Many critics have also mentioned costs: yes, to counter an enemy rocket, is an expense task that does not favour Israel. Each battery, costs over $50 million, and one interceptor Tamir missile costs approximately $80,000. In contrast, a cheap Hamas missile costs a mere 500$ to produce. So, that equals 2 Tamir missiles deployed to intercept each Hamas rocket. If you do the math, for every rocket Hamas or Hezbollah uses, Israel spends over 300 times to deter. Israel’s military budget of 5% of its GDP is already one of the highest in the world. This is money that they could potentially use for infrastructure, education or a slew of other projects.

On the news and social media, we saw dark skies, illuminated by hurling fireballs and sirens wailing away, reminiscent of alien invasions or apocalyptic battles in film. Also, if you think deep, it seems very surreal that a nation in 1948, fended off a host of Arab enemies with the most basic Czechoslovakian-made weapons and now has evolved in a mere 3 generations to having a sophisticated defense system that is the envy of most large nations – and this is while we still have veterans of the 1948 war still living among us. Since 2010, the US has also donated massive amounts of aid to help keep the state of the art defence project afloat.

The Dome is also designed to operate in all weather patterns, including fog, rain or snow. In addition, there are Iron Dome installations across the nation. Most are situated strategically in close proximity to Hamas territory. There is also an installation in Tel Aviv. These are also mobile and can be transported by trucks if the need arises and cover more ground (or air). In 2016, Hanan Shpetrik, an Israeli toy car designer, came up with a kid’s toy version of the Iron Dome. Who knows maybe a Transformers movie character morphing into an Iron Dome could be next? Shpetrik in an exclusive interview revealed that the die-cast models were a limited edition of 2000 toys.
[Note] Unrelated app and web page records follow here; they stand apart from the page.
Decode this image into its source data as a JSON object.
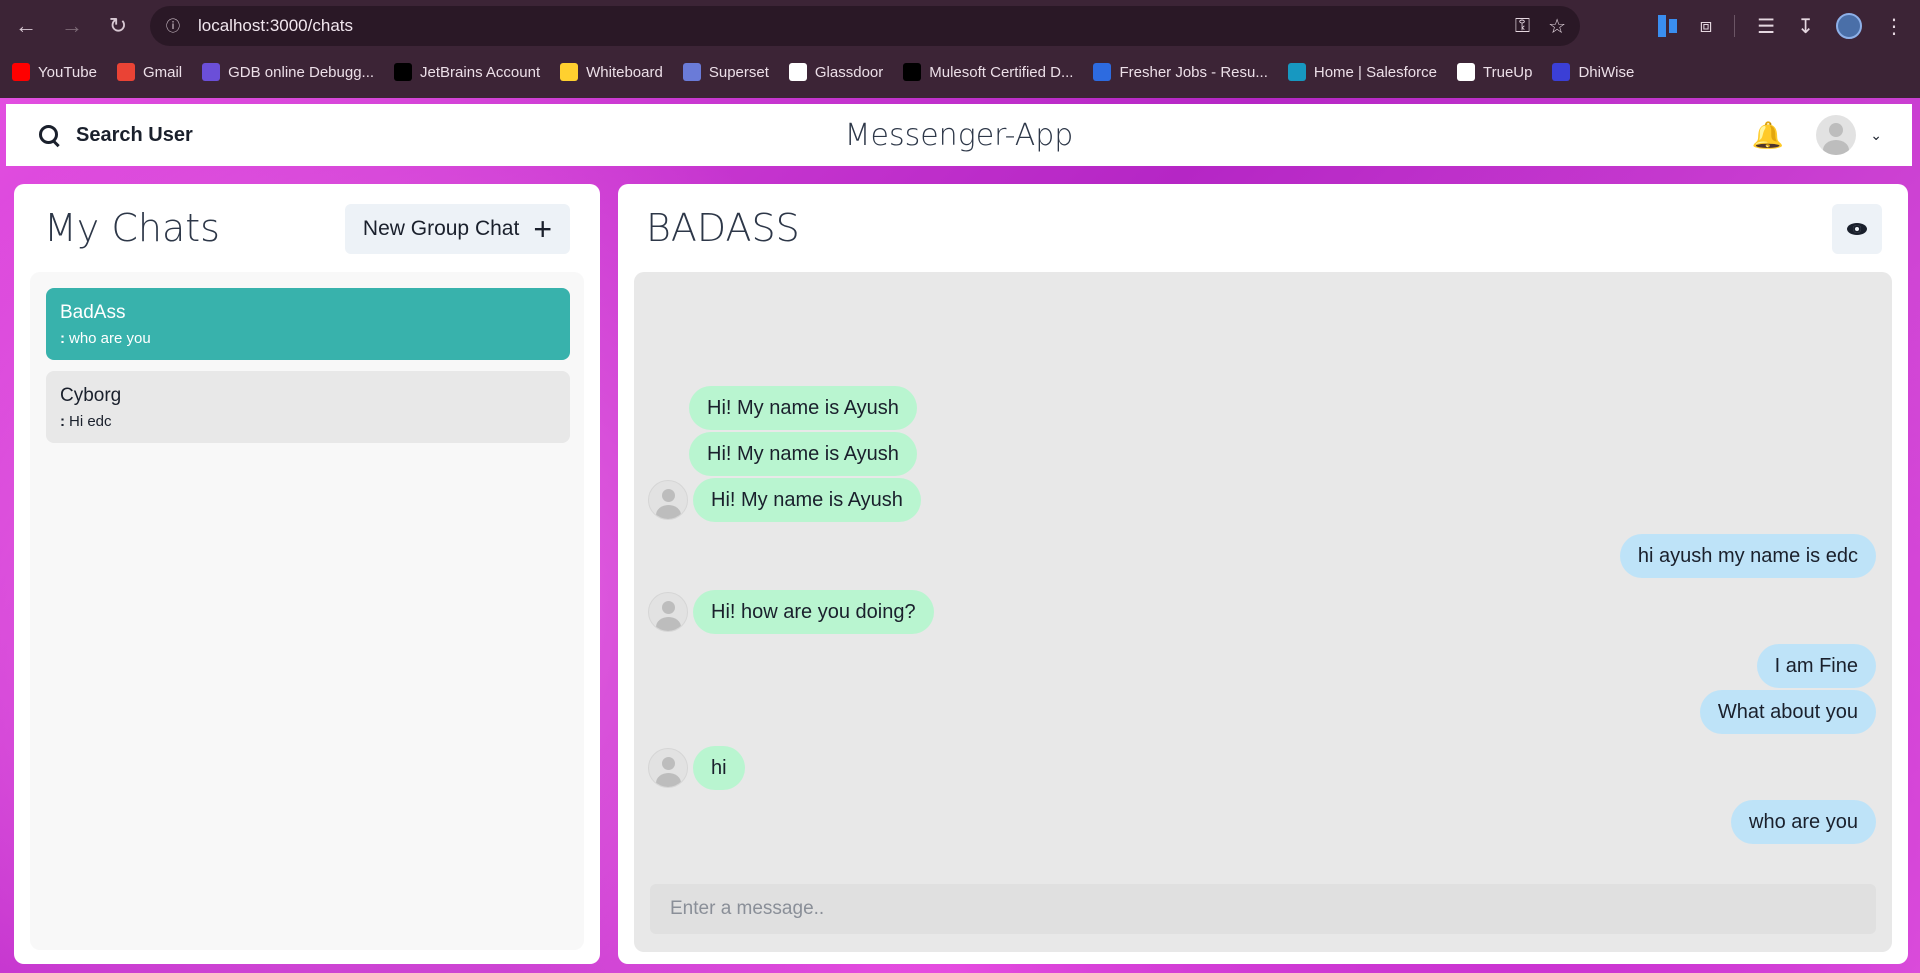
{
  "browser": {
    "url": "localhost:3000/chats",
    "bookmarks": [
      {
        "label": "YouTube",
        "icon": "youtube-icon",
        "color": "#ff0000"
      },
      {
        "label": "Gmail",
        "icon": "gmail-icon",
        "color": "#ea4335"
      },
      {
        "label": "GDB online Debugg...",
        "icon": "gdb-icon",
        "color": "#6b4fd8"
      },
      {
        "label": "JetBrains Account",
        "icon": "jetbrains-icon",
        "color": "#000000"
      },
      {
        "label": "Whiteboard",
        "icon": "whiteboard-icon",
        "color": "#ffd02f"
      },
      {
        "label": "Superset",
        "icon": "superset-icon",
        "color": "#6a7bd8"
      },
      {
        "label": "Glassdoor",
        "icon": "glassdoor-icon",
        "color": "#ffffff"
      },
      {
        "label": "Mulesoft Certified D...",
        "icon": "medium-icon",
        "color": "#000000"
      },
      {
        "label": "Fresher Jobs - Resu...",
        "icon": "fresher-jobs-icon",
        "color": "#2d6be0"
      },
      {
        "label": "Home | Salesforce",
        "icon": "salesforce-icon",
        "color": "#1798c1"
      },
      {
        "label": "TrueUp",
        "icon": "trueup-icon",
        "color": "#ffffff"
      },
      {
        "label": "DhiWise",
        "icon": "dhiwise-icon",
        "color": "#3b3fd6"
      }
    ]
  },
  "header": {
    "search_label": "Search User",
    "app_title": "Messenger-App"
  },
  "sidebar": {
    "title": "My Chats",
    "new_group_label": "New Group Chat",
    "chats": [
      {
        "name": "BadAss",
        "last_prefix": ":",
        "last_message": "who are you",
        "active": true
      },
      {
        "name": "Cyborg",
        "last_prefix": ":",
        "last_message": "Hi edc",
        "active": false
      }
    ]
  },
  "chat": {
    "title": "BADASS",
    "input_placeholder": "Enter a message..",
    "messages": [
      {
        "text": "Hi! My name is Ayush",
        "from": "other",
        "show_avatar": false
      },
      {
        "text": "Hi! My name is Ayush",
        "from": "other",
        "show_avatar": false
      },
      {
        "text": "Hi! My name is Ayush",
        "from": "other",
        "show_avatar": true
      },
      {
        "text": "hi ayush my name is edc",
        "from": "me"
      },
      {
        "text": "Hi! how are you doing?",
        "from": "other",
        "show_avatar": true
      },
      {
        "text": "I am Fine",
        "from": "me"
      },
      {
        "text": "What about you",
        "from": "me"
      },
      {
        "text": "hi",
        "from": "other",
        "show_avatar": true
      },
      {
        "text": "who are you",
        "from": "me"
      }
    ]
  },
  "colors": {
    "active_chat": "#38b2ac",
    "incoming_bubble": "#b9f5d0",
    "outgoing_bubble": "#bee3f8"
  }
}
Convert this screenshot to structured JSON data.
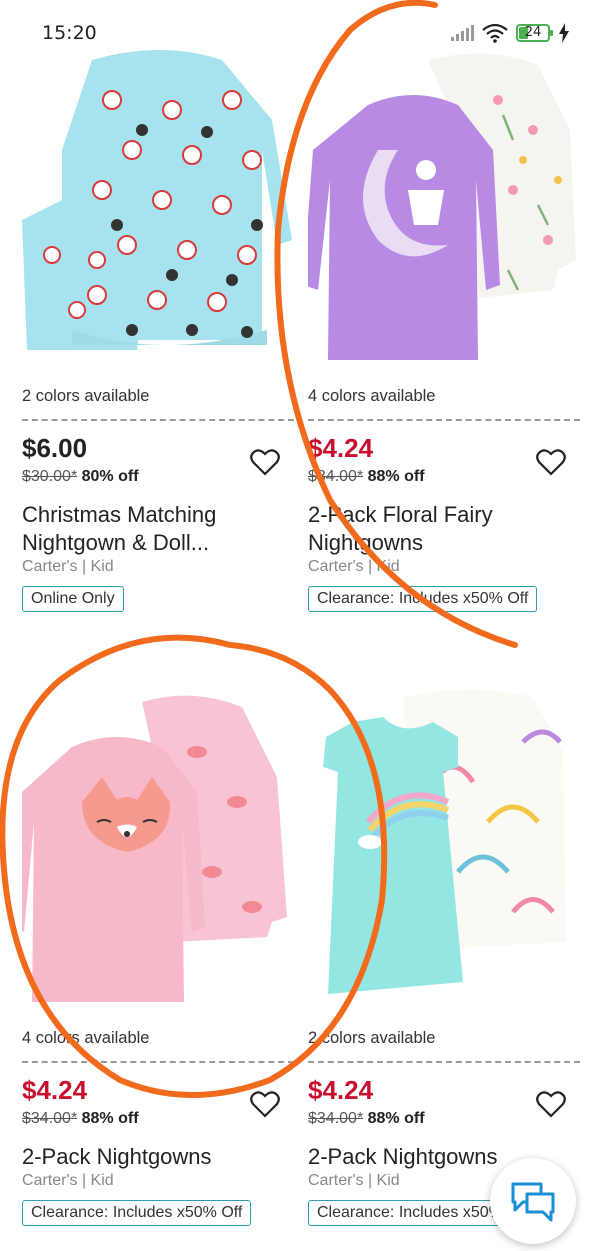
{
  "status_bar": {
    "time": "15:20",
    "battery_level": "24",
    "icons": [
      "signal-icon",
      "wifi-icon",
      "battery-icon",
      "charging-icon"
    ]
  },
  "products": [
    {
      "colors_available": "2 colors available",
      "price": "$6.00",
      "price_color": "#222222",
      "was_price": "$30.00*",
      "discount": "80% off",
      "title_line1": "Christmas Matching",
      "title_line2": "Nightgown & Doll...",
      "brand": "Carter's | Kid",
      "badge": "Online Only"
    },
    {
      "colors_available": "4 colors available",
      "price": "$4.24",
      "price_color": "#c8102e",
      "was_price": "$34.00*",
      "discount": "88% off",
      "title_line1": "2-Pack Floral Fairy",
      "title_line2": "Nightgowns",
      "brand": "Carter's | Kid",
      "badge": "Clearance: Includes x50% Off"
    },
    {
      "colors_available": "4 colors available",
      "price": "$4.24",
      "price_color": "#c8102e",
      "was_price": "$34.00*",
      "discount": "88% off",
      "title_line1": "2-Pack Nightgowns",
      "title_line2": "",
      "brand": "Carter's | Kid",
      "badge": "Clearance: Includes x50% Off"
    },
    {
      "colors_available": "2 colors available",
      "price": "$4.24",
      "price_color": "#c8102e",
      "was_price": "$34.00*",
      "discount": "88% off",
      "title_line1": "2-Pack Nightgowns",
      "title_line2": "",
      "brand": "Carter's | Kid",
      "badge": "Clearance: Includes x50% Off"
    }
  ],
  "chat_button": {
    "icon": "chat-bubbles-icon"
  },
  "colors": {
    "sale_red": "#c8102e",
    "badge_border": "#2a9fb2",
    "annotation_orange": "#f26b1d",
    "chat_blue": "#1a8fd6"
  }
}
So, while the dome was built initially to deter Hezbollah in Lebanon, it evolved into a system that has been used against Hamas in Gaza more so. Still, Hezbollah keeps arming itself and now has an estimated tenfold the arsenal it had in 2006. The Lebanese militia probably have more firepower than some small NATO nations and more-so than, the Lebanese Army. So, Israel has to be ready to counter anything thrown its way. This year, Iran’s proxy in Yemen, Houthis conducted not 1 but 3 brazen attacks on the UAE and has conducted many attacks on Saudi Arabia prior. While Hezbollah and Hamas are on the Israeli borders, who knows if in the near future, Iranian proxy Houthis’ missile ranges could increase? UAE is around 1000km away from Yemen, Israel is 2000km. So who knows how things will evolve, if Israel could face threats from miles away. Maybe the Iron Dome is just the first step in evolution for a more wide-ranging future defence mechanism?

So while the dome does not cut casualties by 100%, it saves lives regardless. Therefore, if the goal is to save every possible life to the best of Israel’s ability, then it is an overall success. So, it is an expense which upholds the nation’s safety and stability and reflects that the state of Israel is willing to invest in saving human life no matter the price.